---------- Data extract

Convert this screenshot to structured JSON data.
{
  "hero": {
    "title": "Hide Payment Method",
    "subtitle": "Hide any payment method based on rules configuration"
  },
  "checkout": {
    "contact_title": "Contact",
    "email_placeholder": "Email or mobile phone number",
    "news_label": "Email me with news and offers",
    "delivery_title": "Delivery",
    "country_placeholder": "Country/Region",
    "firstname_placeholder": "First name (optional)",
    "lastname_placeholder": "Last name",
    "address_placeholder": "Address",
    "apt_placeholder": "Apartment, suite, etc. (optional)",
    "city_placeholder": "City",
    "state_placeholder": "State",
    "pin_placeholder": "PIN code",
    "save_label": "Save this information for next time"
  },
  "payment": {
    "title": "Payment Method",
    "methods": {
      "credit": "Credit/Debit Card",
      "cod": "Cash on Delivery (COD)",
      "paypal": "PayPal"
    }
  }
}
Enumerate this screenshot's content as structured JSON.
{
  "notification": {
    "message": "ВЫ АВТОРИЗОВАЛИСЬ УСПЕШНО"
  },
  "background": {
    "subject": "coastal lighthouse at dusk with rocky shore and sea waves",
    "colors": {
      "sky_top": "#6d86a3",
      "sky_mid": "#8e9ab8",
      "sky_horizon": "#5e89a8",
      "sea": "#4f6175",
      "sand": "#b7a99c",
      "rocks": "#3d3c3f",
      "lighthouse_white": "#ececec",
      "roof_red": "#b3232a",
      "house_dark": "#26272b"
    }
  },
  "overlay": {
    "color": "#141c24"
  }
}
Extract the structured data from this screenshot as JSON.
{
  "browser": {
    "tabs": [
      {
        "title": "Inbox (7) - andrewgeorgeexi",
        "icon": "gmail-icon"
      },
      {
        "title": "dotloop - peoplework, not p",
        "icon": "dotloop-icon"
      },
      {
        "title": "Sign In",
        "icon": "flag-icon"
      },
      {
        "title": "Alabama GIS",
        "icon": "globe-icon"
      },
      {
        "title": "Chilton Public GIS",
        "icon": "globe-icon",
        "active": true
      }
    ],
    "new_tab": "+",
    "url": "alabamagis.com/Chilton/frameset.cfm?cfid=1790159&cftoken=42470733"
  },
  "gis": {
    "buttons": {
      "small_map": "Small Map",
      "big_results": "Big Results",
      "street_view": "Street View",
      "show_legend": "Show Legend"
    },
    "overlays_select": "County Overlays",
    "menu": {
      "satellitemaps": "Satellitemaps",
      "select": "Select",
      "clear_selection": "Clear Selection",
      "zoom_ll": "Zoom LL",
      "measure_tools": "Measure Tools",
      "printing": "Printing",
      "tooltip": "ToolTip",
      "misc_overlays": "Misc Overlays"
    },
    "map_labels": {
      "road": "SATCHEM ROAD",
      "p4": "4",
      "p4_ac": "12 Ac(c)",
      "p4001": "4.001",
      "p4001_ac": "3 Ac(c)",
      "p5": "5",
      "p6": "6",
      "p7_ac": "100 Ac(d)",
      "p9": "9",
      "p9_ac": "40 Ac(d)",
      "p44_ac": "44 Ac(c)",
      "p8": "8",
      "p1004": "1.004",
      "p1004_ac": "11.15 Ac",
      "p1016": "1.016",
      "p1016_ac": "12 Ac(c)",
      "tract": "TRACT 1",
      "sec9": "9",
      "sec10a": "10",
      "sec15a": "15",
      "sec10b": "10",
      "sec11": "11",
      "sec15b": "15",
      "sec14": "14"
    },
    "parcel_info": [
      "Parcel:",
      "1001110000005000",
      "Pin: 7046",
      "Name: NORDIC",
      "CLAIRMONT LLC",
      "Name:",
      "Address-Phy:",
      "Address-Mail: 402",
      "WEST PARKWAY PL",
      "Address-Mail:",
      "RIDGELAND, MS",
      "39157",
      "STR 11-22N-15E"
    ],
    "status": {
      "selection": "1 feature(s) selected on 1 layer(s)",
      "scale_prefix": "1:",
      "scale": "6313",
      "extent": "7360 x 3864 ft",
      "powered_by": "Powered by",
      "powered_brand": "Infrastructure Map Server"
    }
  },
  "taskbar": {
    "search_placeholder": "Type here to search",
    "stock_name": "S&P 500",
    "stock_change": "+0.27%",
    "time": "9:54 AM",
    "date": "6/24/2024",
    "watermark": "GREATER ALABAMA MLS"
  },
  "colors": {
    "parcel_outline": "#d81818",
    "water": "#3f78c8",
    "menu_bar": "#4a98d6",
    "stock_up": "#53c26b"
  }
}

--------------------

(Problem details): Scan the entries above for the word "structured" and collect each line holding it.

(Solution below):
Convert this screenshot to structured JSON data.
Enumerate this screenshot's content as structured JSON.
Extract the structured data from this screenshot as JSON.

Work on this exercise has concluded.